Staff Writer, Spaceflight

Elizabeth Howell (she/her), Ph.D., is a staff writer in the spaceflight channel since 2022 covering diversity, education and gaming as well. She was contributing writer for for 10 years before joining full-time. Elizabeth's reporting includes multiple exclusives with the White House and Office of the Vice-President of the United States, an exclusive conversation with aspiring space tourist (and NSYNC bassist) Lance Bass, speaking several times with the International Space Station, witnessing five human spaceflight launches on two continents, flying parabolic, working inside a spacesuit, and participating in a simulated Mars mission. Her latest book, "Why Am I Taller?", is co-written with astronaut Dave Williams.
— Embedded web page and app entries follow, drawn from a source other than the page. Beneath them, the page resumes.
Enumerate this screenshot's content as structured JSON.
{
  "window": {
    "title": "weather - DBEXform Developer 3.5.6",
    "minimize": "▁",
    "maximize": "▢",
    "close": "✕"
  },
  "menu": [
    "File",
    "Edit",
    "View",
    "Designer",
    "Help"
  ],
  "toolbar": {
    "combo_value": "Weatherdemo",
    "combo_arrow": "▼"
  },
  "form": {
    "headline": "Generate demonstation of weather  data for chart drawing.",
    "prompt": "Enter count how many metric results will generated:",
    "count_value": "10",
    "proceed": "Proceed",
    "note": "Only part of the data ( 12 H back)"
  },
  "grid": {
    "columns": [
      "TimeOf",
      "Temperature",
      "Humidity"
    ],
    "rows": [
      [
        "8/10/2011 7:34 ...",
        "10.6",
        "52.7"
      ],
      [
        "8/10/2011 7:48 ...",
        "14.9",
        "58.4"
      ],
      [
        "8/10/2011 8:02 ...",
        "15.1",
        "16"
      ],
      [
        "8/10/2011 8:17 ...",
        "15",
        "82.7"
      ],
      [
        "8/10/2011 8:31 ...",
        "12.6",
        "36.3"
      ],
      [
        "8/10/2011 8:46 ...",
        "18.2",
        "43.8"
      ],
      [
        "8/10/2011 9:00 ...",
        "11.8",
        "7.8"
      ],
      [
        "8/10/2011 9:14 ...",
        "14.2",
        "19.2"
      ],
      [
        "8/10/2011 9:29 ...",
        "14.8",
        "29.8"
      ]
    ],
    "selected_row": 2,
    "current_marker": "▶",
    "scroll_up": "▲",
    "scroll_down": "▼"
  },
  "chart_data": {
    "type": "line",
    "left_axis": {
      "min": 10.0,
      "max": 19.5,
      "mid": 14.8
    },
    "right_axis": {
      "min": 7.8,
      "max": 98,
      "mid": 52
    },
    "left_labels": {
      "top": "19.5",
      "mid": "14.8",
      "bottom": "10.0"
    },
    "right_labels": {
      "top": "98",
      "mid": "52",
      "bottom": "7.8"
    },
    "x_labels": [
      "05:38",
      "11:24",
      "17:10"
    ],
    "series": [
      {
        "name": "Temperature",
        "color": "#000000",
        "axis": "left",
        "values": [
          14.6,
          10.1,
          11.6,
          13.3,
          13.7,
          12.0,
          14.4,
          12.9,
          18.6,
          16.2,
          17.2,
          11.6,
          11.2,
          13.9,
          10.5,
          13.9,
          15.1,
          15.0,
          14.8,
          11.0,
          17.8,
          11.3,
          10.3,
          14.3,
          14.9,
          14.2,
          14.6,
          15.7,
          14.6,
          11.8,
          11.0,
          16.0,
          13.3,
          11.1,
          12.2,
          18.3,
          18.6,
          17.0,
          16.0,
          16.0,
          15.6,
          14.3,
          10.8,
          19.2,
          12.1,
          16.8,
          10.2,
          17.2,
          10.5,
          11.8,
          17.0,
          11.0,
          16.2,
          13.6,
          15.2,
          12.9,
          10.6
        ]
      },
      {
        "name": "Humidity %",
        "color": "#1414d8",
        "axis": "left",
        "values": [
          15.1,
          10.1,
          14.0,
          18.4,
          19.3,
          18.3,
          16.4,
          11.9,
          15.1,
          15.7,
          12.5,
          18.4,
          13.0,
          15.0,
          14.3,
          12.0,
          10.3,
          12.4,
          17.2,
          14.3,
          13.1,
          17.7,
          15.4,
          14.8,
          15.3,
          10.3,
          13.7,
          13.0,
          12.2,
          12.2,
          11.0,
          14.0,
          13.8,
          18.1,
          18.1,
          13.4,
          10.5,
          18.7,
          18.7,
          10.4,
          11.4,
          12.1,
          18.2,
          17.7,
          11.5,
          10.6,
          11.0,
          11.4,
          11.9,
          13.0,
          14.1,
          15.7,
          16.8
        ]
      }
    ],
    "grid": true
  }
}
Elizabeth holds a Ph.D. and M.Sc. in Space Studies from the University of North Dakota, a Bachelor of Journalism from Canada's Carleton University and a Bachelor of History from Canada's Athabasca University. Elizabeth is also a post-secondary instructor in communications and science at several institutions since 2015; her experience includes developing and teaching an astronomy course at Canada's Algonquin College (with Indigenous content as well) to more than 1,000 students since 2020. Elizabeth first got interested in space after watching the movie Apollo 13 in 1996, and still wants to be an astronaut someday. Mastodon: